◆ EXERCISE DESCRIPTION
A single number is the required answer: the count of lines in the listing below that hold the string "시나리오".
[RECORDS FOR THIS EXERCISE]
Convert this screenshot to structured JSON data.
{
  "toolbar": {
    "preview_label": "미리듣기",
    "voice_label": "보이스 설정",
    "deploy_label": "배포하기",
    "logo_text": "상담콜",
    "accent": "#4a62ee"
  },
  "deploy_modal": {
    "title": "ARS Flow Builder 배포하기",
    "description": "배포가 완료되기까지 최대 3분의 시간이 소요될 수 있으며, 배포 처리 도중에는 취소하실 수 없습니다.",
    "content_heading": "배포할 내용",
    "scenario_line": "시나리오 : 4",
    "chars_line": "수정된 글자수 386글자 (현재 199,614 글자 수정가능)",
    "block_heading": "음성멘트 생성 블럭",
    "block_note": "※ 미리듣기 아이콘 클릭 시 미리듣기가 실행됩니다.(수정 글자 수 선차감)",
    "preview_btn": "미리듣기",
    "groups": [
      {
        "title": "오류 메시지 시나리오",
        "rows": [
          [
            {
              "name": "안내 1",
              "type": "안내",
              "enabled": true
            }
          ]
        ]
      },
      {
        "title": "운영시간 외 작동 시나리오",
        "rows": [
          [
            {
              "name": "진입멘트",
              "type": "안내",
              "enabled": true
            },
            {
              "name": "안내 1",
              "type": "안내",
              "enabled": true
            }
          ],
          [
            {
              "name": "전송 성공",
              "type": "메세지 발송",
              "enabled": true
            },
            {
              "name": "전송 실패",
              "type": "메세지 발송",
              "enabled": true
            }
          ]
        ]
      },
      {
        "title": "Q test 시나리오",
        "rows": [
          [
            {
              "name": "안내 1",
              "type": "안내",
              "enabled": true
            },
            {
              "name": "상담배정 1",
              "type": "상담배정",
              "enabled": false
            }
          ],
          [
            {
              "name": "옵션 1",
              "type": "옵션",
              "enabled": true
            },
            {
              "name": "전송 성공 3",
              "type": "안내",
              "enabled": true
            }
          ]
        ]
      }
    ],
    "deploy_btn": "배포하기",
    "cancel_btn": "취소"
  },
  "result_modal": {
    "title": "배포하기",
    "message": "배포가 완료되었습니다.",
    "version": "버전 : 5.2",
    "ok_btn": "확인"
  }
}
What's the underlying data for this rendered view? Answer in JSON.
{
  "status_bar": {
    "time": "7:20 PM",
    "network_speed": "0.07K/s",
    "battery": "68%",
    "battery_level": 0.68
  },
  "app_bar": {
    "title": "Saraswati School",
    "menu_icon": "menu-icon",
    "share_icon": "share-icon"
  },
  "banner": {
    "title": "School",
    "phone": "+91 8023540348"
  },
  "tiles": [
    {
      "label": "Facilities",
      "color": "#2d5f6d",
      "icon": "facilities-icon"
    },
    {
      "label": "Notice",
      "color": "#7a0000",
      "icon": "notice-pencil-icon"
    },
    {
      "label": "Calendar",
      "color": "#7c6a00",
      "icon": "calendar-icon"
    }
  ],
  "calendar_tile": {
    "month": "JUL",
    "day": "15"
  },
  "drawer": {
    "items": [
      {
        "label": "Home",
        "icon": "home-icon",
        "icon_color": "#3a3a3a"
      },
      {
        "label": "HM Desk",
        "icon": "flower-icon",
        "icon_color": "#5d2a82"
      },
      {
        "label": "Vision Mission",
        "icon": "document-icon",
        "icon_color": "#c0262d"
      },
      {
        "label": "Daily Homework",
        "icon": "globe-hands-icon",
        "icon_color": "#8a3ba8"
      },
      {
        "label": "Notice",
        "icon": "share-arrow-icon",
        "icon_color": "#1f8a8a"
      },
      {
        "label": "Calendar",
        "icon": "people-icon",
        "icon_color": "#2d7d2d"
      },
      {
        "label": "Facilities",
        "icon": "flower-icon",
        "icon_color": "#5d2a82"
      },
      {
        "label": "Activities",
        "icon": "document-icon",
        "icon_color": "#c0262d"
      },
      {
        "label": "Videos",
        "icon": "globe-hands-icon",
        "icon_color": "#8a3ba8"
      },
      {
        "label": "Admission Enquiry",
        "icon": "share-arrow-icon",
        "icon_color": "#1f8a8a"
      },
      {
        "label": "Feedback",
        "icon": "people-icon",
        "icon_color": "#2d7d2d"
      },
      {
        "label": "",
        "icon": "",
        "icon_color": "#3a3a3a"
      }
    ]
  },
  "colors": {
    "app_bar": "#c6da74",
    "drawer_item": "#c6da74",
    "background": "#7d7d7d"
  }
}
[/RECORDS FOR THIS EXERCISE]
◆ REPLY
4